The following morning, The Man and I hopped on a train to Pilsen, where we pushed and heaved our packs into some lockers at the train station so we could go and explore.

Pilsen

Pilsen

A charming old town square with impressive church? But of course!

Pilsen

Pilsen

Pilsen

Pilsen

Pilsen

Pilsen

Pilsen

Pilsen

Pilsen

On the recommendation of our walking guide back in Prague, we went up to a skyscraper cafe to get not only the best view in town, but also quite possibly the best hot chocolate ever (seriously, it was like drinking fondue)!

Pilsen

Pilsen

We then made our way to the Pilsener Urquell brewery, which, let’s face it, is the only reason The Man wanted to visit.

Pilsen

Pilsen

Pilsen

Pilsen

Pilsen

Pilsen

I don’t have the slightest interest in beer, but this room of old brewing tanks definitely make the tour more interesting. It has all the hallmarks of my dream kitchen!

Pilsen

Pilsen

Pilsen

Going down into the storage tunnels was pretty cool. Drinking unfiltered beer straight from the barrel: less cool. (The Man would say otherwise, of course.)

Pilsen

And then, with bellies full of beer and chocolate, it was time to run (you think I’m joking) back to the station to catch our onward train.

, , , ,

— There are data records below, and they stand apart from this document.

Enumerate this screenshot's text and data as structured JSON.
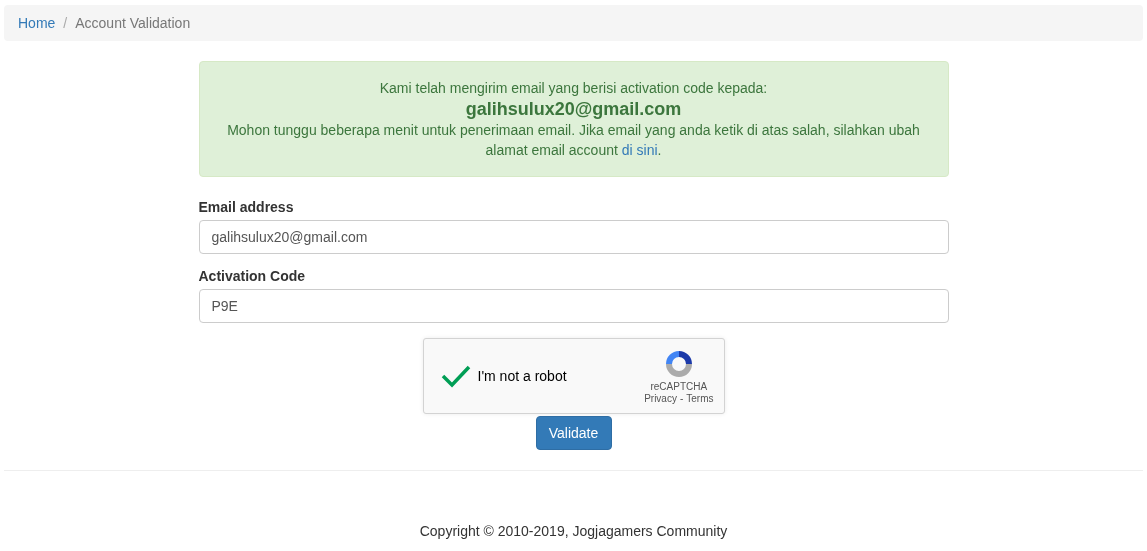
{
  "breadcrumb": [
    {
      "label": "Home",
      "kind": "link"
    },
    {
      "label": "/",
      "kind": "separator"
    },
    {
      "label": "Account Validation",
      "kind": "current"
    }
  ],
  "alert": {
    "intro": "Kami telah mengirim email yang berisi activation code kepada:",
    "email": "galihsulux20@gmail.com",
    "message": "Mohon tunggu beberapa menit untuk penerimaan email. Jika email yang anda ketik di atas salah, silahkan ubah alamat email account ",
    "link": "di sini",
    "message_end": "."
  },
  "fields": [
    {
      "label": "Email address",
      "value": "galihsulux20@gmail.com"
    },
    {
      "label": "Activation Code",
      "value": "P9E"
    }
  ],
  "captcha": {
    "label": "I'm not a robot",
    "checked": true,
    "brand": "reCAPTCHA",
    "privacy": "Privacy",
    "separator": "-",
    "terms": "Terms"
  },
  "button": "Validate",
  "footer": "Copyright © 2010-2019, Jogjagamers Community"
}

A collection of pretty meets practical ideas to inspire a happier home

read more…

New? Start Here!